Thursday, June 19, 2008
"The Hob Carpet" by Ian R. MacLeod
"The Hob Carpet" by Ian R. MacLeod is an explicit depiction of the horrors of slavery. The hobs in the story are a native species enslaved by the humans of the planet. (I first pictured them as very small, like gnomes, but later realized that they were the size of small humans.) There are thousands of them for every human, and they do everything. A human butcher never cuts meat, his hobs do. Some people are carried everywhere by hobs. They raise the children, farm, build, carry—they do everything. The humans live in almost complete decadence, only taking up the more "intellectual" chores such as arranging trade.
The lives of the hobs are horrible, and this triggers the Reader Warning at the beginning of the story. They're mostly mute, often castrated, raped by human overseers, and sacrificed by the hundreds during religious ceremonies.
We learn all about them from our first-person narrator. He's a misanthropic naturalist. He studies his hobs in order to get more efficiency from them, and soon has the most productive plantation around. This is a dangerous spot to occupy when the climate is changing and the humans around you are suffering. Rumors spread about him, labeling him a hob lover and eventually a devil worshiper, until eventually the priests arrest him and arrange for a show trial. During his long captivity our hero develops many theories of natural history by observing what he can and reading religious texts that his wife brings him. He eventually discovers evolution while being locked up like Galileo, and makes some interesting inferences about the relationship between hobs and humans. He and his wife were long estranged because of his impotence around her, but they reconcile during his imprisonment.
This man is basically a classical sf protagonist: a keen, cold, brilliant intellect. Yet MacLeod makes clear is that those attributes are in no way sufficient when it comes to righting wrongs. While he was a kinder hob master, believing that light treatment will get better results from them, he doesn't feel any empathy for them. He never seeks to appreciate them as individuals or to free them from servitude (until his plantation is overrun by angry neighbors). It is his humanist wife, one who cares about suffering, who really starts to make a difference in the lives of the hobs.

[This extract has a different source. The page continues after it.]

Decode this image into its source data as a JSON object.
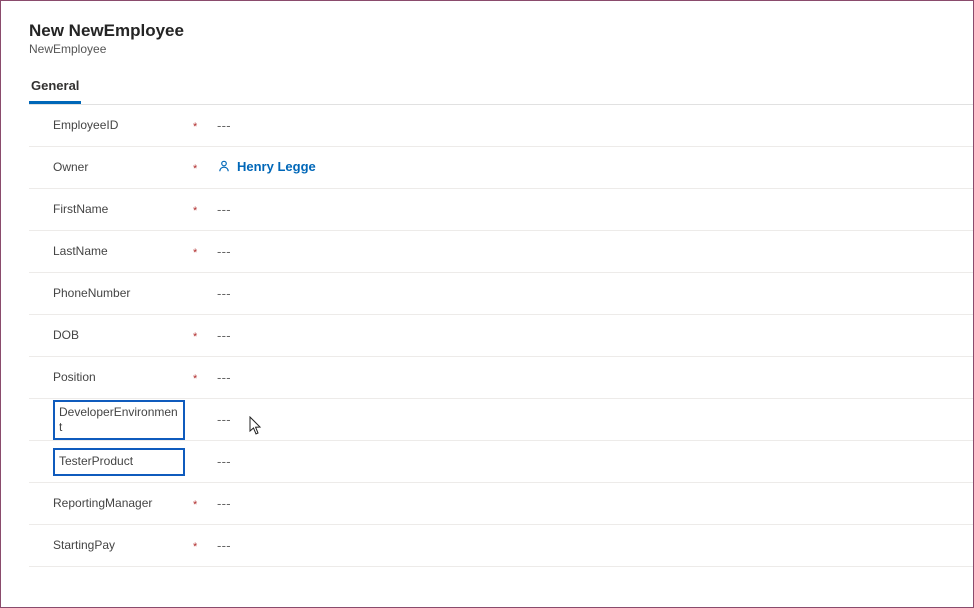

At the end of this story, MacLeod pulls out all the stops, attacking religion as it perpetrates injustice, valorizing religion as it can right injustice, celebrating science for its enlightening knowledge, and castigating science for not acting on that knowledge. It may have been a more powerful story if we'd gotten to know the wife a little bit better—as it is she is a bit of a stereotyped woman, very sexual and caring, without a lot of depth. She's portrayed more as the narrator's opposite than as a person in her own right, although that may be the consequence of having a misanthropic narrator. It's a powerful story nonetheless. It may preach to the choir but it challenges our complacency.